Makes 4 Servings
Hands-On Time: 30 Minutes
Total Preparation Time: 1 Hour (Add 30 minutes if freezing before cutting.)
sautéed apples and cabbage and butternut squash or sweet potato puree
Four 1/2 –inch-thick boneless pork chops (about 1 pound)
1 c buttermilk
1 t Tabasco
1 garlic clove
2 1/2 c panko bread crumbs
6 to 8 T extra virgin olive oil or vegetable oil
2 T fresh flat-leaf parsley leaves
4 lemon wedges
1. If time permits, freeze the pork chops for 30 minutes to make them easier to cut. Carefully cut each horizontally to make 2 thin chops for a total of 8 chops. Sprinkle a small amount of water into a large resealable plastic bag. Place a pork chop in the bag and close, leaving 1/2 inch open.
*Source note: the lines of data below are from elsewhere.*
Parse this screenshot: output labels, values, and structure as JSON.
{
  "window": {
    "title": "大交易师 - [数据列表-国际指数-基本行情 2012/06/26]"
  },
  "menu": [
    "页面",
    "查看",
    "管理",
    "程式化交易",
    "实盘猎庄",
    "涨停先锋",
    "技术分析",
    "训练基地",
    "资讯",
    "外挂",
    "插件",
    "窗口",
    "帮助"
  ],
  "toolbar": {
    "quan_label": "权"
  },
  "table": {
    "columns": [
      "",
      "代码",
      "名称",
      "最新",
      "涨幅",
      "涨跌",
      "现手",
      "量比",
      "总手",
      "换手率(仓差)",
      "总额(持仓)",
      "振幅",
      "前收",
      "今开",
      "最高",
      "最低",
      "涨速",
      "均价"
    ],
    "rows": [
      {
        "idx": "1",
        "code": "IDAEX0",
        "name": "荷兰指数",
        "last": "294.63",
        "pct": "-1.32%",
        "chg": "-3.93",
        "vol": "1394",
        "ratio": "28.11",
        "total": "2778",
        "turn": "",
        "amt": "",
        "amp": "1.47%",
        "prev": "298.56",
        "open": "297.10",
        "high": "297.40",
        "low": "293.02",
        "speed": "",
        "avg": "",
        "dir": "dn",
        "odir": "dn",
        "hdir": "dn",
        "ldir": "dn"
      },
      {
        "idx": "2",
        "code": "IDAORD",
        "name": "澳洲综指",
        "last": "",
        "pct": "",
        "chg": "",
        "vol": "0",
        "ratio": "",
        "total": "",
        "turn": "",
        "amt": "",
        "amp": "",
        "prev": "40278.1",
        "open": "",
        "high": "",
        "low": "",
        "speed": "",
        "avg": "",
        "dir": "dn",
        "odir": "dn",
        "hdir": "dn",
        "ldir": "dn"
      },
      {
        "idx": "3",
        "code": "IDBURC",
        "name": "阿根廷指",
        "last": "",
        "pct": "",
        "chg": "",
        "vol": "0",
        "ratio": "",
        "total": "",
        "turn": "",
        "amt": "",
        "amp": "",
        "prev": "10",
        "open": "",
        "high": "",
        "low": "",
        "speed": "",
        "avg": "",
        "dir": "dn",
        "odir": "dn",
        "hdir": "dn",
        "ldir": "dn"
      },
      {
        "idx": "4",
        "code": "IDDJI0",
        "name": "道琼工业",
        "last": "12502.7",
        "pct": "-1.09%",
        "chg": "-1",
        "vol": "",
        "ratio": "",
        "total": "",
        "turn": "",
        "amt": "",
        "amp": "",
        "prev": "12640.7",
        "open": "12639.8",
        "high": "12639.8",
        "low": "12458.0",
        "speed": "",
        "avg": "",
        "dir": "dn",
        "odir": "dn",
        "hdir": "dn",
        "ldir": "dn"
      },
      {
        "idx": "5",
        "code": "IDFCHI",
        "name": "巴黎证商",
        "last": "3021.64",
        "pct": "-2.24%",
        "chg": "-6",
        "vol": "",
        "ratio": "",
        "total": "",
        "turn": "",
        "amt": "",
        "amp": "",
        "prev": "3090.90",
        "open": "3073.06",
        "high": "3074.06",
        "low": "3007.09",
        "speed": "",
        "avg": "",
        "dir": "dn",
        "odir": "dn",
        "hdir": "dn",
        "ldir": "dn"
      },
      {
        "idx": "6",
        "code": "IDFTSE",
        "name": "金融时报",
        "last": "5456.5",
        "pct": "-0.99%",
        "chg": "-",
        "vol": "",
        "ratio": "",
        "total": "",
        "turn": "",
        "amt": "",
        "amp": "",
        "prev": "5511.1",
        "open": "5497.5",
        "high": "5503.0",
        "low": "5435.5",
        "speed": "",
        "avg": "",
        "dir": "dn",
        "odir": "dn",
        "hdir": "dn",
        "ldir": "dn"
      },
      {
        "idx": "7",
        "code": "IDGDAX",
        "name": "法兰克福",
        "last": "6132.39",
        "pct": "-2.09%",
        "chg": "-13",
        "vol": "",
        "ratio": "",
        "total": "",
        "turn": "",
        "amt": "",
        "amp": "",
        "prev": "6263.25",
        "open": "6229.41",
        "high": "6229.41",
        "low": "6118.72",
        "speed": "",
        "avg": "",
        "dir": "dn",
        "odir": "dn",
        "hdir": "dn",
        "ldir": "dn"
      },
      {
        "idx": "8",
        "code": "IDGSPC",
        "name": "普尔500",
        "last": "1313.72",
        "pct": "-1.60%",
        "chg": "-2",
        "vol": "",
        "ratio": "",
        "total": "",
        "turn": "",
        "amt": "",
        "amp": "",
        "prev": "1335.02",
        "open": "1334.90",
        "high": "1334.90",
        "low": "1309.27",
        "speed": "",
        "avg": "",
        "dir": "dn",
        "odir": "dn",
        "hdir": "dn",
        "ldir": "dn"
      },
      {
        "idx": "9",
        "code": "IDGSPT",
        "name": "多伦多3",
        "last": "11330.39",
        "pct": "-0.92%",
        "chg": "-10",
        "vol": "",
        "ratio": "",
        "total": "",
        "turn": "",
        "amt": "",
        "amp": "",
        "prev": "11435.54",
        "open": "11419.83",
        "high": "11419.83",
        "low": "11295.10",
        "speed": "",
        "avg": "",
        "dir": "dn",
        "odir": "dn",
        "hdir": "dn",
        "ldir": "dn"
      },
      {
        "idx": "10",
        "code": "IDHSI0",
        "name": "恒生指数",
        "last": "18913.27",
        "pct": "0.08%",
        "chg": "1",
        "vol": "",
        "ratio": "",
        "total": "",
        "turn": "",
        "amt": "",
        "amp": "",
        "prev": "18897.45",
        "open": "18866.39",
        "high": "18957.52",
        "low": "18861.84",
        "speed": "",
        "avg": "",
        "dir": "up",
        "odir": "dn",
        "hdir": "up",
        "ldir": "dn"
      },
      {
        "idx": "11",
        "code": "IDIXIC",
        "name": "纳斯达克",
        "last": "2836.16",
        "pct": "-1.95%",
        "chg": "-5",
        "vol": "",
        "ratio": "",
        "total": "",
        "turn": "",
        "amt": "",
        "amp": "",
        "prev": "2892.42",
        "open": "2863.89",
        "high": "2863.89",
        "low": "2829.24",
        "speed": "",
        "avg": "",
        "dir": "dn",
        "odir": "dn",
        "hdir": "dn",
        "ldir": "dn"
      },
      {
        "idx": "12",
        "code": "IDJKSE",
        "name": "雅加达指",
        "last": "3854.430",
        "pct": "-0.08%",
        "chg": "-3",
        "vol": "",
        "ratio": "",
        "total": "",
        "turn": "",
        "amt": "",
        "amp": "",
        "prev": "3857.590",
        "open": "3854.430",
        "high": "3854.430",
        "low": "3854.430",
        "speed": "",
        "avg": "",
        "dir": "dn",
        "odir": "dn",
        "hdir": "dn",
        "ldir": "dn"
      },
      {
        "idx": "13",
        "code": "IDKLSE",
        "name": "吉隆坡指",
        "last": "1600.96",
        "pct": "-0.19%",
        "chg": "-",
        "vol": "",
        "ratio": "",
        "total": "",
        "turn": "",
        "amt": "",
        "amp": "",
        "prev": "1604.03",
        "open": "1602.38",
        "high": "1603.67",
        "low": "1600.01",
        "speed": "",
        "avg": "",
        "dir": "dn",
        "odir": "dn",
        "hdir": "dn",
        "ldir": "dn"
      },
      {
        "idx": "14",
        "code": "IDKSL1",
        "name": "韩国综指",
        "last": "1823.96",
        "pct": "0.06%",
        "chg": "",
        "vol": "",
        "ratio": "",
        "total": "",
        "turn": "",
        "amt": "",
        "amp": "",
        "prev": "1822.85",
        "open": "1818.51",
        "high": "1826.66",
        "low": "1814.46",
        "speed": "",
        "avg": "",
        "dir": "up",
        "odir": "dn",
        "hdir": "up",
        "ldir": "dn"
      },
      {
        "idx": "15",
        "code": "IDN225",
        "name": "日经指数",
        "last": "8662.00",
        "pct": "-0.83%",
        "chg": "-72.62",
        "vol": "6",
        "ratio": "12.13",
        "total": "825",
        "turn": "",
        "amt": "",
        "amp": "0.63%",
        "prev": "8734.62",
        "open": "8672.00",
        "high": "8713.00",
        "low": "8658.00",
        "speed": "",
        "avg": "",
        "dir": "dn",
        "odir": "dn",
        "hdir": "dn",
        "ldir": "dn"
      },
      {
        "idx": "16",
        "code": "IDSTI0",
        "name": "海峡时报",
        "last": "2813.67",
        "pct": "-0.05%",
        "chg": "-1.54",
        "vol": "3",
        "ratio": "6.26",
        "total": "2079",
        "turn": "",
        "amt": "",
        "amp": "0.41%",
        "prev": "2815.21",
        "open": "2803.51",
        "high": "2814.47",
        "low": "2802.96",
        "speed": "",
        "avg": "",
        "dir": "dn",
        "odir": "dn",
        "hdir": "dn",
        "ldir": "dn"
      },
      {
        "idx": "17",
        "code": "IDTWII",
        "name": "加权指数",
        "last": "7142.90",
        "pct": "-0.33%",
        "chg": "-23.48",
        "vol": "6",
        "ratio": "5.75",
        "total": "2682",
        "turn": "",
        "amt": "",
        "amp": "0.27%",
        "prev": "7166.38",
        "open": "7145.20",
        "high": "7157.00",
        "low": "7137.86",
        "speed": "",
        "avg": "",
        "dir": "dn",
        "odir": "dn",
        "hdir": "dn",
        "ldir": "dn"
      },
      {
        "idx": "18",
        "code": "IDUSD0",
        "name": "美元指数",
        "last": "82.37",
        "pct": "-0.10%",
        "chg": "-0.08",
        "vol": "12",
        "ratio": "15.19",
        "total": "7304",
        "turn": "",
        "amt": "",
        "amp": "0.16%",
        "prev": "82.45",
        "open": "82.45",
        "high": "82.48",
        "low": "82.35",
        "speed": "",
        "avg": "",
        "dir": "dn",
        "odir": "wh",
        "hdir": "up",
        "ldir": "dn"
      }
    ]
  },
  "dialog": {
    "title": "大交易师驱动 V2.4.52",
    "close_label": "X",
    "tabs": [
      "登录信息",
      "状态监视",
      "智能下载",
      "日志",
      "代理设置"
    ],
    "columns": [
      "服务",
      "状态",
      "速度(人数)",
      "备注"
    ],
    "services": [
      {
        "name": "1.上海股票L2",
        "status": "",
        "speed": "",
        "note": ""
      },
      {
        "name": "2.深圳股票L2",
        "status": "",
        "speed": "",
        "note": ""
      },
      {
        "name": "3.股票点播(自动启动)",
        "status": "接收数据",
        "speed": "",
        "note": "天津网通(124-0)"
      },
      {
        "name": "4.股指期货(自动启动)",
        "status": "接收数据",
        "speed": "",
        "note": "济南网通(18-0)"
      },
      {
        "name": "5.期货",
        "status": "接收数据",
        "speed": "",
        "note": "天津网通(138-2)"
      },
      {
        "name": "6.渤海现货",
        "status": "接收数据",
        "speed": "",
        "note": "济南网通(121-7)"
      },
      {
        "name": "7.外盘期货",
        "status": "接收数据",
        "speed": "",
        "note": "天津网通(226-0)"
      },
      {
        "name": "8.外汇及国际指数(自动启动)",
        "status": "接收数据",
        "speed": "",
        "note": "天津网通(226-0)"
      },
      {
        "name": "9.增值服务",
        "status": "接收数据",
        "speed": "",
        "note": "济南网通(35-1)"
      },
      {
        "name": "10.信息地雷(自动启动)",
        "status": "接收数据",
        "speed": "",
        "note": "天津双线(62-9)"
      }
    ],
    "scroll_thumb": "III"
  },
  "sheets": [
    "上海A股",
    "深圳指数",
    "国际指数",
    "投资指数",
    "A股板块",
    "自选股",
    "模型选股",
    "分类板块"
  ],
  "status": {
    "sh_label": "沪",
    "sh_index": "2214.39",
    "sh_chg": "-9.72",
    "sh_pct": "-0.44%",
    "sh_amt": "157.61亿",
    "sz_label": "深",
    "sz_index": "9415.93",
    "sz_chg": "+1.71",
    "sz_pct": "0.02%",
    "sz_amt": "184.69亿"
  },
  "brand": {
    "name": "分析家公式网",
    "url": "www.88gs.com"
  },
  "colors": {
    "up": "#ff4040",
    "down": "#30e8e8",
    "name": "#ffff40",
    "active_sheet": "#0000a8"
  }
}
Pound with a rolling pin or meat pounder until the chop is about 1/8 inch thick; remove and set aside. Repeat with the remaining chops.
2. Whisk together buttermilk, Tabasco, and 1/2 teaspoon salt; press in the garlic (about 1 teaspoon). Transfer to a large resealable plastic bag. Place the pounded chops in the bag with buttermilk mixture and marinate at room temperature, turning several times, for 30 minutes.
3. Spread out the bread crumbs in a pie plate lined with wax paper or parchment. Remove the chops from the marinade and season them with salt. Working with one chop at a time, toss the chop in the bread crumbs, lifting the wax paper on both sides to move the chop around; shake off the excess crumbs.
4. Heat 3 tablespoons olive oil in a large nonstick skillet over medium heat until hot; add half the chops. Sauté them, turning once for 3 minutes per side, or until golden and just cooked through. Remove to a plate and keep warm. Repeat with the remaining 3 tablespoons olive oil and the remaining chops, adding more oil if necessary. Chop the parsley (about 1 tablespoon).
5. Divide the pork chops among 4 dinner plates, top each portion with come chopped parsley, and serve with a wedge of lemon.
These pork chops are delicious hot, at room temperature or even chilled. In the summertime you can serve them on top of a big salad and drizzle them with ranch dressing (made with some of the rest of the buttermilk you used to soak the pork chops in). Here is a quick recipe:
Buttermilk dressing: Whisk together ½ cup buttermilk, 1/3 cup low fat mayonnaise, 2 tablespoons rinsed, dried, and chopped fresh mixed herbs (tarragon, chives, parsley), ½ teaspoon minced garlic and salt and pepper to taste.
Contrary to what you might think, buttermilk is very low in fat and calories. Originally, it was the liquid left over from the butter-making process, but these days it is a cultured product made by adding a bacteria to low or nonfat milk. It is almost as thick as cream and has a taste reminiscent of yogurt. Buttermilk can be consumed straight up (it is an acquired taste), but it is especially useful in baking and cooking. It makes a good marinade for chicken because it is a tenderizer.
Buttermilk keeps about two weeks in the fridge, but if you don’t think you are going to use it up in that time you have a few alternatives. You can make your own for baking purposes by combining 1 cup milk with 1 tablespoon vinegar or lemon juice and letting the mixture stand for 10 minutes. You can also purchase buttermilk powder, which has a shelf life, unopened, of one year and lasts even longer when stored in the fridge. To use it in a recipe you can reconstitute it either by combining 1 cup of water with 4 tablespoons of the powder, or by adding the dry powder to the dry ingredients and the water to the wet ingredients.